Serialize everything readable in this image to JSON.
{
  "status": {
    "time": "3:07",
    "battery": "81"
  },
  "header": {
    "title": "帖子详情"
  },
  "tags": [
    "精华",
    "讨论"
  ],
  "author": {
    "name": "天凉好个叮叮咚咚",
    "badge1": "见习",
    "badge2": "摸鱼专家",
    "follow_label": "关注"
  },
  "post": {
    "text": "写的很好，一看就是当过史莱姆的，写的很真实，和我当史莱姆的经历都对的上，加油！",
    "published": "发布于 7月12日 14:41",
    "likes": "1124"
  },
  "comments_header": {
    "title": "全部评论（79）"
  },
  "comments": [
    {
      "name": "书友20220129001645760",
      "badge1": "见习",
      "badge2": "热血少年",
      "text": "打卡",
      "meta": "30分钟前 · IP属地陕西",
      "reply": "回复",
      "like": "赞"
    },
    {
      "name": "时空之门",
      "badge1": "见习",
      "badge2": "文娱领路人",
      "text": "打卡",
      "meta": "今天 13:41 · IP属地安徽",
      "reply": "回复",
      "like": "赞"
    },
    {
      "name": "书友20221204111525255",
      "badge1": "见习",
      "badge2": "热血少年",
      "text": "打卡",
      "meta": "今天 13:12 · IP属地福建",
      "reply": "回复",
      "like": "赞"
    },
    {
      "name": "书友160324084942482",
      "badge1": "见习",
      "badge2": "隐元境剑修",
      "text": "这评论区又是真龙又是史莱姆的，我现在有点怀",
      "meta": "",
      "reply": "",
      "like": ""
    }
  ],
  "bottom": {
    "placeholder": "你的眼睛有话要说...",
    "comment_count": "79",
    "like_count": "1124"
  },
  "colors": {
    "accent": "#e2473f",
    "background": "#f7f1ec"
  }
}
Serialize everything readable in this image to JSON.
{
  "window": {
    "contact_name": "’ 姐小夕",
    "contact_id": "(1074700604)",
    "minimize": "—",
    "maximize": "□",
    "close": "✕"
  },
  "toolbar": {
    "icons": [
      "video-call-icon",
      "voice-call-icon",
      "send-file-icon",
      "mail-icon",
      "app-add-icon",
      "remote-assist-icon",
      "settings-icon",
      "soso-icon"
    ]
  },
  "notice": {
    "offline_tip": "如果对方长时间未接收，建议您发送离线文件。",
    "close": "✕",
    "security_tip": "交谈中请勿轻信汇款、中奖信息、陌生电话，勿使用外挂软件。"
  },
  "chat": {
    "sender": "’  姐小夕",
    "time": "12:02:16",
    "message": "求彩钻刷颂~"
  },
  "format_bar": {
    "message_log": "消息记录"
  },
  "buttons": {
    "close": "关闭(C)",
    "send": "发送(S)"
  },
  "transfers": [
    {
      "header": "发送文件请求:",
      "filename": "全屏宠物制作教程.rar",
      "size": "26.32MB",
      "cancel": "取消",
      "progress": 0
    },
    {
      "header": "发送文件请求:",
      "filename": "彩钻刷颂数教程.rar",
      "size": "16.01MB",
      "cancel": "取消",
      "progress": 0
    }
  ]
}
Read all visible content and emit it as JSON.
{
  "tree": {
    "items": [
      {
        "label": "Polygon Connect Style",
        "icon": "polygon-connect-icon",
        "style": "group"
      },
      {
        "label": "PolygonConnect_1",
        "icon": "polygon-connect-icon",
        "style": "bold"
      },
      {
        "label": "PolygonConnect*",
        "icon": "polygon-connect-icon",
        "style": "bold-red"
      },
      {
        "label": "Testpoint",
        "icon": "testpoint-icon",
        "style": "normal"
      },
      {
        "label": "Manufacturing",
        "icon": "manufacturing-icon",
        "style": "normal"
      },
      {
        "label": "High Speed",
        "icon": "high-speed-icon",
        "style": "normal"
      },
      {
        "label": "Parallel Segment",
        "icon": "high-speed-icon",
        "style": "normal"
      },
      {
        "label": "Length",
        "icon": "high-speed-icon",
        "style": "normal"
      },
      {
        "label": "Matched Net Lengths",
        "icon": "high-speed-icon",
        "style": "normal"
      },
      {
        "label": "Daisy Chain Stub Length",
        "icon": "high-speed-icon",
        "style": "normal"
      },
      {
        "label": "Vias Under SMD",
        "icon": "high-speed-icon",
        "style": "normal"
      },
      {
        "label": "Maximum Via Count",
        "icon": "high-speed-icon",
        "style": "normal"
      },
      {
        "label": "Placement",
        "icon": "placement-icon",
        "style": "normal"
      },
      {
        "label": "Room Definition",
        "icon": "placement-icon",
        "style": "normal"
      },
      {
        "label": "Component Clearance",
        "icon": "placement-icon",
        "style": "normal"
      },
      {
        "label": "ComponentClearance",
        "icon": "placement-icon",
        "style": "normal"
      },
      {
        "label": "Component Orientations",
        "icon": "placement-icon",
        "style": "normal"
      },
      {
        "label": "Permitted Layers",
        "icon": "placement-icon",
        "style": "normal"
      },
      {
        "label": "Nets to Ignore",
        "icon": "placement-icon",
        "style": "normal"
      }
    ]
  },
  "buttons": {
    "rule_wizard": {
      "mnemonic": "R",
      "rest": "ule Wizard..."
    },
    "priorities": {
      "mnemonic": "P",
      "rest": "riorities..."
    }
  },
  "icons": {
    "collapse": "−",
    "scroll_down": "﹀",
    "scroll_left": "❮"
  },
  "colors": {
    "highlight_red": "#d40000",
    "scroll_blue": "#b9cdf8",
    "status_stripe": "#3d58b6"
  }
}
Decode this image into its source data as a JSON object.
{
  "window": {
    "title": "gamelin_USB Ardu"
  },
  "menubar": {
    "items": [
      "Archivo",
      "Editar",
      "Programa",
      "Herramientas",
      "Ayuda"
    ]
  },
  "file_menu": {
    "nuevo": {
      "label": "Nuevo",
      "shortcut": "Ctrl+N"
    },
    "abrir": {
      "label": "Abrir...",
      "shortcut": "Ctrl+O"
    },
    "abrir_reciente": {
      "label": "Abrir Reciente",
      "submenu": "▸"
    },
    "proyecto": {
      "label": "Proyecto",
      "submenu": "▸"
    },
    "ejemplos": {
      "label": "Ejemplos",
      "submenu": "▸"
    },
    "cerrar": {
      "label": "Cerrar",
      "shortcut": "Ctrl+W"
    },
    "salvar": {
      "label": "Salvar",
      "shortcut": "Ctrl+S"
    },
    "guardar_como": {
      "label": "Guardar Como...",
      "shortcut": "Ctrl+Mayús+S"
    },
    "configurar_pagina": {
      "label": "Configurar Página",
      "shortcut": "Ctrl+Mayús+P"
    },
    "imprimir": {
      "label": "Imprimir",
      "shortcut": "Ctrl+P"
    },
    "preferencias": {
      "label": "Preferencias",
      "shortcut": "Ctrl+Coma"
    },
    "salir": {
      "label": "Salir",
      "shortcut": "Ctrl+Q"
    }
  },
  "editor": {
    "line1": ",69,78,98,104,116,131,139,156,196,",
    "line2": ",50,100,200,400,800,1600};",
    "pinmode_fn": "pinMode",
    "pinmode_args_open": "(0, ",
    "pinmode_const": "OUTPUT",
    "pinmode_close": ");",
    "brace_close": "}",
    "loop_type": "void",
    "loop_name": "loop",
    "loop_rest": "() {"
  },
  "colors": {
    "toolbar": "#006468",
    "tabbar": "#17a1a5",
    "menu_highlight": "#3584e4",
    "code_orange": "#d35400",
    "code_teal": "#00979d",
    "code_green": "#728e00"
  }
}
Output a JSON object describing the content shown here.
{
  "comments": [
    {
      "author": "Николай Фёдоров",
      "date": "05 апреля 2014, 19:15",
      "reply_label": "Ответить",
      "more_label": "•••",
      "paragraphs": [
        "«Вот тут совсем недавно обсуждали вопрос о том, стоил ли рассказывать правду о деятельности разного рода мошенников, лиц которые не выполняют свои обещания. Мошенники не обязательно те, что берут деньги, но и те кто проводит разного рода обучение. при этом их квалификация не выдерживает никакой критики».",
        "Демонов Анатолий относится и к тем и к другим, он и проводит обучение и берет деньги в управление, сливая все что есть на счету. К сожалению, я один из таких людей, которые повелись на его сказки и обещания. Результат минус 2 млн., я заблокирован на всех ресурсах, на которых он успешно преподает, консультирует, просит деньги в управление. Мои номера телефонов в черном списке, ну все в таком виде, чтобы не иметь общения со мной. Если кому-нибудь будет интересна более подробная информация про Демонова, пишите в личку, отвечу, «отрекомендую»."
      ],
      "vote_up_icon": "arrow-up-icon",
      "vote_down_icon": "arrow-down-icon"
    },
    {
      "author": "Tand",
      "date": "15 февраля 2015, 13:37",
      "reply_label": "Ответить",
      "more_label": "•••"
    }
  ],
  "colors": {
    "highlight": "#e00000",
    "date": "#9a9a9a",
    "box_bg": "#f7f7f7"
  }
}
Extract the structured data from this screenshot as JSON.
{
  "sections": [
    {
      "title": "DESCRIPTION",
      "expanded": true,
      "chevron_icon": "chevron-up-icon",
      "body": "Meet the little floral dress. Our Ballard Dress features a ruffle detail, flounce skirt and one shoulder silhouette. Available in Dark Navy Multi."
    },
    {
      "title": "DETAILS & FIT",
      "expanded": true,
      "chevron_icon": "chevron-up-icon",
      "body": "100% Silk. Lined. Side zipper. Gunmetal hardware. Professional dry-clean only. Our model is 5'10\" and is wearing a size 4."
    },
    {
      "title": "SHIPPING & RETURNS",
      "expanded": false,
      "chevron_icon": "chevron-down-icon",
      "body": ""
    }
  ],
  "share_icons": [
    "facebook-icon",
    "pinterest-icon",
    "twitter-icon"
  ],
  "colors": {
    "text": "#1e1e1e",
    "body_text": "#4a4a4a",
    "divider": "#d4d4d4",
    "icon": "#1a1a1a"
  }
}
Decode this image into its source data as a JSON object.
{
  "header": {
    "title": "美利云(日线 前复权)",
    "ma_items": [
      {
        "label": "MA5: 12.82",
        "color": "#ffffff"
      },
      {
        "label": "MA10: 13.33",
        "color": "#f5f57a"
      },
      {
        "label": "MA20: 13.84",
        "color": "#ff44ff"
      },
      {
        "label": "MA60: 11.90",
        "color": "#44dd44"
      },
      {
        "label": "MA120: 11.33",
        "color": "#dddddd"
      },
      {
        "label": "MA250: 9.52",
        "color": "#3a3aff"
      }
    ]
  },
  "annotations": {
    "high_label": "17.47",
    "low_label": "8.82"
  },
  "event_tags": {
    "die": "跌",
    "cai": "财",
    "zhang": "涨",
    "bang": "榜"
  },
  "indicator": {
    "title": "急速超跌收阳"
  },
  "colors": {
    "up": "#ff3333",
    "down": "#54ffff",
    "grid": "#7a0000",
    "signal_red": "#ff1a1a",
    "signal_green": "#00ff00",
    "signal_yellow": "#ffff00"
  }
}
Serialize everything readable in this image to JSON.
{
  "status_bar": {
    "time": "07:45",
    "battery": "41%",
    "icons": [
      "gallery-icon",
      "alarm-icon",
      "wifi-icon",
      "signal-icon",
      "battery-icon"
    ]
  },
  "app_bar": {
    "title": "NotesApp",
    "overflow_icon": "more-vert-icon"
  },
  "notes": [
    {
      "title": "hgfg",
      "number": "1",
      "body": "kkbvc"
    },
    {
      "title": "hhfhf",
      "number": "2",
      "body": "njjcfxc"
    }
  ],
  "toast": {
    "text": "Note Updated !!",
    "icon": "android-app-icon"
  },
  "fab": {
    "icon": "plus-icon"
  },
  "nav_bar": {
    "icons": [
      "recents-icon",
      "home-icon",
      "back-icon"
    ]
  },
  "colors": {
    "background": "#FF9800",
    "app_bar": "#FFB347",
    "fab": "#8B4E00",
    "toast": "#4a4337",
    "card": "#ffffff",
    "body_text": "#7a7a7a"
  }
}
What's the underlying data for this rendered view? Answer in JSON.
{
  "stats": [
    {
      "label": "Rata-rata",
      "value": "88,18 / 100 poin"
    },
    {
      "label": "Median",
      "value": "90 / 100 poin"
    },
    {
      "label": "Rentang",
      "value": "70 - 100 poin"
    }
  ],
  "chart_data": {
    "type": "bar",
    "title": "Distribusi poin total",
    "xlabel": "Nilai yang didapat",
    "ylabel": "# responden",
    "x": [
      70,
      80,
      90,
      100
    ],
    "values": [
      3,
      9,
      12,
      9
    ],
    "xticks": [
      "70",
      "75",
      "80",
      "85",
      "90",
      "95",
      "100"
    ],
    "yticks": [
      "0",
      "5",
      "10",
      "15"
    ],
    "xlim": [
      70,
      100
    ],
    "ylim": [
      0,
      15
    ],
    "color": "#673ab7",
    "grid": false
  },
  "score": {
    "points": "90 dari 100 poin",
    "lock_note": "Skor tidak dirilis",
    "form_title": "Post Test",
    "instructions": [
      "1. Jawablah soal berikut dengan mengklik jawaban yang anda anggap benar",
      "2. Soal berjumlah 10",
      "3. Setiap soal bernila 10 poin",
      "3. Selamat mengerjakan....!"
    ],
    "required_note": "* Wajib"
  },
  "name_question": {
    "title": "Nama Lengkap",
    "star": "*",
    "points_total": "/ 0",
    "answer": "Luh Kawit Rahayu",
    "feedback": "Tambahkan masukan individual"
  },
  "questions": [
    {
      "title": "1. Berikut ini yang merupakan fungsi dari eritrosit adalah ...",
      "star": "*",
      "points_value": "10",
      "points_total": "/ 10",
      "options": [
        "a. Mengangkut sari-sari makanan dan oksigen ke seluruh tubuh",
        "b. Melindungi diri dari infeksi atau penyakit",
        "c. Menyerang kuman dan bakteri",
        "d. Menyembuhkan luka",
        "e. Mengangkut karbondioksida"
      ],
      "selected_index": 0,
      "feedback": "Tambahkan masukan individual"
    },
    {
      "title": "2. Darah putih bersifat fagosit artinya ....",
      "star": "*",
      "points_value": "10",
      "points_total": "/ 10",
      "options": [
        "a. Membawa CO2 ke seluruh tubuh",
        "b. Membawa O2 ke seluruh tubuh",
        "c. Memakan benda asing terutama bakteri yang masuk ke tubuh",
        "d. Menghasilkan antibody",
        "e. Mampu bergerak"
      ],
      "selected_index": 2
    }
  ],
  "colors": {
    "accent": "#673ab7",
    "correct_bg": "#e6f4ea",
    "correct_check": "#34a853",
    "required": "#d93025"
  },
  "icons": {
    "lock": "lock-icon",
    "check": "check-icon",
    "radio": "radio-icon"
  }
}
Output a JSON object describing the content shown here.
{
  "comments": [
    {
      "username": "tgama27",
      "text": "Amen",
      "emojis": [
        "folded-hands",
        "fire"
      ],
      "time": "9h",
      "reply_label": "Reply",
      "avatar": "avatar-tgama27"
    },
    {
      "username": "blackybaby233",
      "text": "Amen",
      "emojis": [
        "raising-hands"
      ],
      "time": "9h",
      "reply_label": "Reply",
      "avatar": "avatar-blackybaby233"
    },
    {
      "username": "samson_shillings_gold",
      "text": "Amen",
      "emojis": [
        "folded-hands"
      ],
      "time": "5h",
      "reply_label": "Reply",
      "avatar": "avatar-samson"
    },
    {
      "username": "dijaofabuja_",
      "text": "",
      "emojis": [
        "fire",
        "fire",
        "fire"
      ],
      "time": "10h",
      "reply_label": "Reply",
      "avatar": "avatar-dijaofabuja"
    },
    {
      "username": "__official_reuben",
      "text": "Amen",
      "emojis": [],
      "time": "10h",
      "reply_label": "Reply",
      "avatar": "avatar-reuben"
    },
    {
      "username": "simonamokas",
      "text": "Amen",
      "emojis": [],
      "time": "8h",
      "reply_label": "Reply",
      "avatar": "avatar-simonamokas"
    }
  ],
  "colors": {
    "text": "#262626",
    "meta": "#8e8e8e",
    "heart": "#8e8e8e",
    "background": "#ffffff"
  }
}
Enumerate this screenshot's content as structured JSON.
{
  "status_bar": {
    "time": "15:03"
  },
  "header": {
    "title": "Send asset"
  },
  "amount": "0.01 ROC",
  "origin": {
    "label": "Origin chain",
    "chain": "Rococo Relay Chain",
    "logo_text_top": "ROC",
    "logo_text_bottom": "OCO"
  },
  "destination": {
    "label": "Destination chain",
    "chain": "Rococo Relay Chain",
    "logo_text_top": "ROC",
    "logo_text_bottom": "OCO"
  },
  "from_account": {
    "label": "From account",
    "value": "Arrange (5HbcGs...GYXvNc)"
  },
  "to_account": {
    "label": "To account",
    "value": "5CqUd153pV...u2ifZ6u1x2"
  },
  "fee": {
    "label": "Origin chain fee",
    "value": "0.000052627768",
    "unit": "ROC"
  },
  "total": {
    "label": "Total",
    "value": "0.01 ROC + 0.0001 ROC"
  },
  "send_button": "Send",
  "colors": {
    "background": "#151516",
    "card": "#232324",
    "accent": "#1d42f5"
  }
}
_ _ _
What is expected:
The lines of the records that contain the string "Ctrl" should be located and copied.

Task response:
      "shortcut": "Ctrl+N"
      "shortcut": "Ctrl+O"
      "shortcut": "Ctrl+W"
      "shortcut": "Ctrl+S"
      "shortcut": "Ctrl+Mayús+S"
      "shortcut": "Ctrl+Mayús+P"
      "shortcut": "Ctrl+P"
      "shortcut": "Ctrl+Coma"
      "shortcut": "Ctrl+Q"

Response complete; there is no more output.